[Data records for software interfaces]
>>>

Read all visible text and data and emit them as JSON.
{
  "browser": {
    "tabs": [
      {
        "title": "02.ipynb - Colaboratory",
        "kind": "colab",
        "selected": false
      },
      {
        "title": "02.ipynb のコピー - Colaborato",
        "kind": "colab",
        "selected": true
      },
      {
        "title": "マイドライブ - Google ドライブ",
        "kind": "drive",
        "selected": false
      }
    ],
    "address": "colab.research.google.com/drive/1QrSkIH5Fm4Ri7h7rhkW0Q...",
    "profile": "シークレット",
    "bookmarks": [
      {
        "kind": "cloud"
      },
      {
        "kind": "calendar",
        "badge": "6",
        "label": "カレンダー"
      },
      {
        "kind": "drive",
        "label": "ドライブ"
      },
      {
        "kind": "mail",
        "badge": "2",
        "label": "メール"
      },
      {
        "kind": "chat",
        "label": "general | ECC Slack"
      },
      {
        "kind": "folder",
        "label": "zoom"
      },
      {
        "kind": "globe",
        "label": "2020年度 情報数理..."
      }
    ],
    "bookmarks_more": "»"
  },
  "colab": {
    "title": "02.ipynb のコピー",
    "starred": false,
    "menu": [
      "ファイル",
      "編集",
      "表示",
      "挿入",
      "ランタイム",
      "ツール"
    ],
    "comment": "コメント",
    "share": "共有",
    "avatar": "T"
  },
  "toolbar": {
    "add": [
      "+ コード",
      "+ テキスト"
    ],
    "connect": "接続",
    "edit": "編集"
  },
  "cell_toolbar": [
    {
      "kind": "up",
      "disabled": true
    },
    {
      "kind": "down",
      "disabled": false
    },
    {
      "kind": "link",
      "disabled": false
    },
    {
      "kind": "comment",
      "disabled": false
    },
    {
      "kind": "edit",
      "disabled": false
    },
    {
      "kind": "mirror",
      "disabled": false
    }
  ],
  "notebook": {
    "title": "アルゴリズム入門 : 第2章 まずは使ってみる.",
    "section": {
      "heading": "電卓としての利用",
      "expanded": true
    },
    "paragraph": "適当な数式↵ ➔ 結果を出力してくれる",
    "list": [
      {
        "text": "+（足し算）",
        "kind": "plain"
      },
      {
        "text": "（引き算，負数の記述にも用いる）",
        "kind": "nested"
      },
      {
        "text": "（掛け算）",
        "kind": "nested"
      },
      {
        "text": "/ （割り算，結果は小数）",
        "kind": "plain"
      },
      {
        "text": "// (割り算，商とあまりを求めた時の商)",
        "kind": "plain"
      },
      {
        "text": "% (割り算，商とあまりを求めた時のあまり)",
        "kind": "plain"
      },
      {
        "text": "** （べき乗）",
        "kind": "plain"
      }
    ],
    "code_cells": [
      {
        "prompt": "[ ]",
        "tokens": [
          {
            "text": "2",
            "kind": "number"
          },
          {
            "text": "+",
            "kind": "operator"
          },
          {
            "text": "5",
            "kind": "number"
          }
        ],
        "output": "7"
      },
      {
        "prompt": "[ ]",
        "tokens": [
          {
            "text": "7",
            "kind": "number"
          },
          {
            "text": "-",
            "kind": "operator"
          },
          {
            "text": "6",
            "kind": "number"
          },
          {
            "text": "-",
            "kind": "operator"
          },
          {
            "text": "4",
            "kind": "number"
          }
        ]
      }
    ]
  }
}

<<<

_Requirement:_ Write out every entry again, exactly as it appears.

_Response to the task:_
Read all visible text and data and emit them as JSON.
{
  "browser": {
    "tabs": [
      {
        "title": "02.ipynb - Colaboratory",
        "kind": "colab",
        "selected": false
      },
      {
        "title": "02.ipynb のコピー - Colaborato",
        "kind": "colab",
        "selected": true
      },
      {
        "title": "マイドライブ - Google ドライブ",
        "kind": "drive",
        "selected": false
      }
    ],
    "address": "colab.research.google.com/drive/1QrSkIH5Fm4Ri7h7rhkW0Q...",
    "profile": "シークレット",
    "bookmarks": [
      {
        "kind": "cloud"
      },
      {
        "kind": "calendar",
        "badge": "6",
        "label": "カレンダー"
      },
      {
        "kind": "drive",
        "label": "ドライブ"
      },
      {
        "kind": "mail",
        "badge": "2",
        "label": "メール"
      },
      {
        "kind": "chat",
        "label": "general | ECC Slack"
      },
      {
        "kind": "folder",
        "label": "zoom"
      },
      {
        "kind": "globe",
        "label": "2020年度 情報数理..."
      }
    ],
    "bookmarks_more": "»"
  },
  "colab": {
    "title": "02.ipynb のコピー",
    "starred": false,
    "menu": [
      "ファイル",
      "編集",
      "表示",
      "挿入",
      "ランタイム",
      "ツール"
    ],
    "comment": "コメント",
    "share": "共有",
    "avatar": "T"
  },
  "toolbar": {
    "add": [
      "+ コード",
      "+ テキスト"
    ],
    "connect": "接続",
    "edit": "編集"
  },
  "cell_toolbar": [
    {
      "kind": "up",
      "disabled": true
    },
    {
      "kind": "down",
      "disabled": false
    },
    {
      "kind": "link",
      "disabled": false
    },
    {
      "kind": "comment",
      "disabled": false
    },
    {
      "kind": "edit",
      "disabled": false
    },
    {
      "kind": "mirror",
      "disabled": false
    }
  ],
  "notebook": {
    "title": "アルゴリズム入門 : 第2章 まずは使ってみる.",
    "section": {
      "heading": "電卓としての利用",
      "expanded": true
    },
    "paragraph": "適当な数式↵ ➔ 結果を出力してくれる",
    "list": [
      {
        "text": "+（足し算）",
        "kind": "plain"
      },
      {
        "text": "（引き算，負数の記述にも用いる）",
        "kind": "nested"
      },
      {
        "text": "（掛け算）",
        "kind": "nested"
      },
      {
        "text": "/ （割り算，結果は小数）",
        "kind": "plain"
      },
      {
        "text": "// (割り算，商とあまりを求めた時の商)",
        "kind": "plain"
      },
      {
        "text": "% (割り算，商とあまりを求めた時のあまり)",
        "kind": "plain"
      },
      {
        "text": "** （べき乗）",
        "kind": "plain"
      }
    ],
    "code_cells": [
      {
        "prompt": "[ ]",
        "tokens": [
          {
            "text": "2",
            "kind": "number"
          },
          {
            "text": "+",
            "kind": "operator"
          },
          {
            "text": "5",
            "kind": "number"
          }
        ],
        "output": "7"
      },
      {
        "prompt": "[ ]",
        "tokens": [
          {
            "text": "7",
            "kind": "number"
          },
          {
            "text": "-",
            "kind": "operator"
          },
          {
            "text": "6",
            "kind": "number"
          },
          {
            "text": "-",
            "kind": "operator"
          },
          {
            "text": "4",
            "kind": "number"
          }
        ]
      }
    ]
  }
}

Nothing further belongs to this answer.